• **DATASET EXTRACT**:
────────────────────

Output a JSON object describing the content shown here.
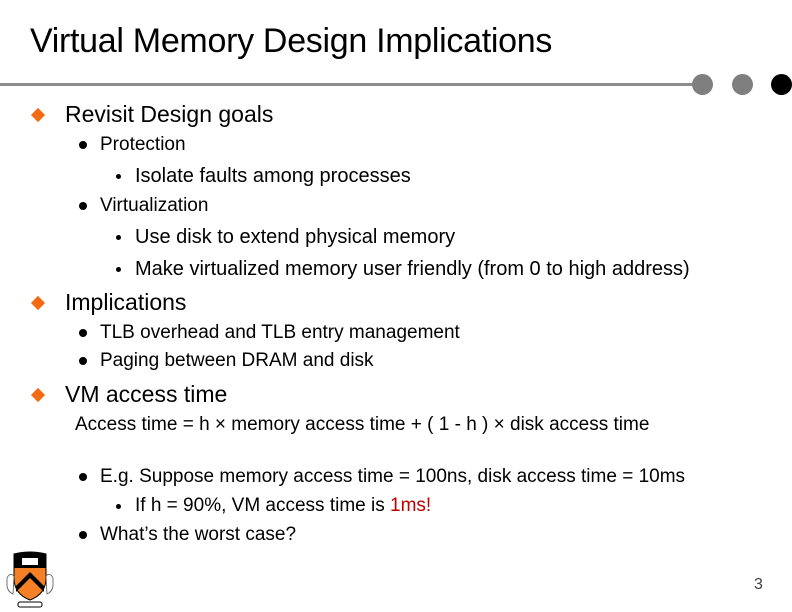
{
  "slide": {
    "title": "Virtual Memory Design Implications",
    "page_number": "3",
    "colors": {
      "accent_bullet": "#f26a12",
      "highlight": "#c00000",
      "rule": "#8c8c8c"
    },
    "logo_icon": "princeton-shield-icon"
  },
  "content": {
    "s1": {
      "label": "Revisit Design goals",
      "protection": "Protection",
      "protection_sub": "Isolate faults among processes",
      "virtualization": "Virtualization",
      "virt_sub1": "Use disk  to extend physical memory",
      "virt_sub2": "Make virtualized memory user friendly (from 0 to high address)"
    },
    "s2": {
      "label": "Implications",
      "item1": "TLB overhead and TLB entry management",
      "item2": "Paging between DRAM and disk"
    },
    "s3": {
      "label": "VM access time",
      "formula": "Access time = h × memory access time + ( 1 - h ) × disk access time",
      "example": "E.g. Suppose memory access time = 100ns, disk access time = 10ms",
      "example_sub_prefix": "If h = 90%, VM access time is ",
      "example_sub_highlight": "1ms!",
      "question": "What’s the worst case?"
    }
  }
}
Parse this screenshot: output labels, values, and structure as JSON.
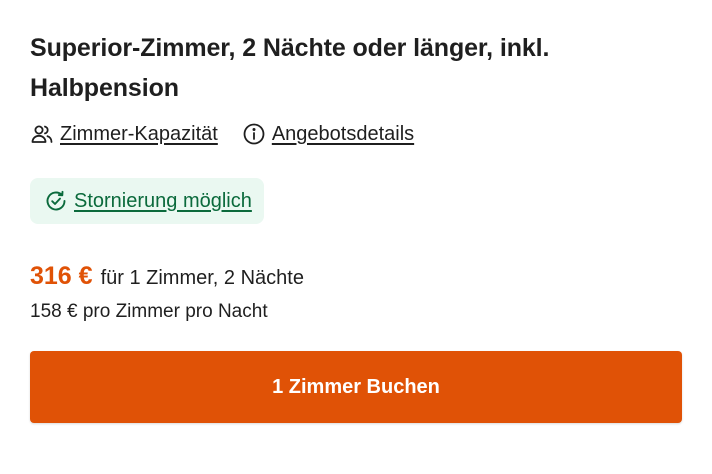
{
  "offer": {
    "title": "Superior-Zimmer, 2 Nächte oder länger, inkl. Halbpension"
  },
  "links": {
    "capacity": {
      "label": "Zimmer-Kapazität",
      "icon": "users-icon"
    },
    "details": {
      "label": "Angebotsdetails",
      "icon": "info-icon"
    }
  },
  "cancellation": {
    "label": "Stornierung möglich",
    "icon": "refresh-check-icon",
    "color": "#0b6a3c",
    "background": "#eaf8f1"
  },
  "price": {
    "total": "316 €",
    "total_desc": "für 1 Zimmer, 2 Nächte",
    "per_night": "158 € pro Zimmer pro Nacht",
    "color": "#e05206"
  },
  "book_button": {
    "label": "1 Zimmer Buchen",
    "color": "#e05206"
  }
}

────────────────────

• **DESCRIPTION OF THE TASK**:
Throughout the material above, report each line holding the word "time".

• **ANSWER TO THE EXERCISE**:
      "label": "VM access time",
      "formula": "Access time = h × memory access time + ( 1 - h ) × disk access time",
      "example": "E.g. Suppose memory access time = 100ns, disk access time = 10ms",
      "example_sub_prefix": "If h = 90%, VM access time is ",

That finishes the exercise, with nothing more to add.